Was he doubting her story too? "I have plenty to do. There's the new house and besides that, I'm in going to read. I'm going to do the classics. I told you that."
"But you need to get out of the house more, to mingle," Norman said.
"I don't need to be around people all the time."
"You lack self-confidence."
"What's that supposed to mean?"
"I'm trying to tell you, trying to help you, if only you'll let me."
"Do you want more rice?"
"Yes, thank you. I think The Club is the answer, San."
"Oh, please, Norm, don't start that again."
"I thought we agreed that as soon as the kids left you'd give it another try."
"Look, I told you when you joined that it wasn't my thing...that I didn't want any part of it. So don't expect...don't ask me to..." She got up to clear away the dishes.
"Look at your sister," Norman said.
"You look at her."
"Four years older than you."
"Three and a half, but who's counting?"
"She loves The Club, practically lives there."
"She was always the family athlete."

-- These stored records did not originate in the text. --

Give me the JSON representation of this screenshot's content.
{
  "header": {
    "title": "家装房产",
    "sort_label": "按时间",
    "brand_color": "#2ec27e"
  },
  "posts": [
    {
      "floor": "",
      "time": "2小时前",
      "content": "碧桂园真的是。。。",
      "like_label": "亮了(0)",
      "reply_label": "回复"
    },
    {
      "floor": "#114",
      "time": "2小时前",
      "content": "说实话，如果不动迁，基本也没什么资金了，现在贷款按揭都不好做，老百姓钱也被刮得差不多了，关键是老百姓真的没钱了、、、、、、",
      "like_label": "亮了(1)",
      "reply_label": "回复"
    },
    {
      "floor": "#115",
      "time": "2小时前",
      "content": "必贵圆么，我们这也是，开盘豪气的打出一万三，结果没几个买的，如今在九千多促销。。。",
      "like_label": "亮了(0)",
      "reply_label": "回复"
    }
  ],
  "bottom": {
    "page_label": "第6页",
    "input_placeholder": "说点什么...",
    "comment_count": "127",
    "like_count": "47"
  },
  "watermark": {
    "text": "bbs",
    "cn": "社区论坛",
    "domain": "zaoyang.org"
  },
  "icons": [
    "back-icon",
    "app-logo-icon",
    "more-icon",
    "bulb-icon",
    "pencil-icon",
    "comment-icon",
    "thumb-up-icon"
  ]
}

"Tan and firm, in terrific shape."
"I failed gym in eighth grade, did you know that?" She put a plate of cookies on the table and set two cups of cold water, with tea bags, in the new microwave oven.
"You're not in the eighth grade any more, Sandy." He took a bite of one of the cookies. "Pepperidge Farm?"
"No, Keeblers." The microwave pinged and Sandy carried the teacups to the table. "Myra got straight A's in gym, all the way through school. She won letters. She was a goddamned cheerleader!"
"You ought to learn to do more with the microwave than just heat water."
"I don't like gadgets."
"Because you lack self-confidence."
"What does self-confidence have to do with the microwave?"
"What do gadgets have to do with it?"
"I tried The Club, Norm. I took two golf lessons and two tennis lessons and I was awful. I just don't have the aptitude, the coordination."
"Don't give me that shit, Sandy. You could be as good as most of the girls if you'd make the effort." He crunched another cookie. "Why don't you have your hair done...buy yourself something new to wear...you used to look terrific yourself."
"Jesus, you sound like my mother now."
"So she's noticed too?"
"I've been sick, Norm!"
"That was months ago. That's no excuse for now."
Sandy went to the sink and turned the water on full blast.
"I guess I'll walk Banushka," Norman said.
"You do that!"
"Oh, San, for God's sake." He tried to put his arms around her but she brushed him away. "You're so damned touchy these days," he said, "I can't even talk to you any more."
Any more? Sandy thought. But she didn't say it.
As soon as she heard the back door close she picked up a plate and flung it across the kitchen. It smashed into tiny pieces. She felt better.
Copyright © 1978 by Judy Blume
"About this title" may belong to another edition of this title.
Book Description Pocket Books, 1989. Mass-market paperback. Book Condition: New. Mass market (rack) paperback. Glued binding. 288 p. Audience: General/trade. Bookseller Inventory # Alibris_0011373
Book Description Pocket, 1989. Mass Market Paperback. Book Condition: New. Bookseller Inventory # DADAX0671693816
Book Description Pocket, 1989. Mass Market Paperback. Book Condition: New. book. Bookseller Inventory # M0671693816
Book Description Pocket, 1989. Mass Market Paperback. Book Condition: New. Bookseller Inventory # P110671693816
Book Description Pocket. MASS MARKET PAPERBACK. Book Condition: New. 0671693816 New Condition. Bookseller Inventory # NEW7.0250730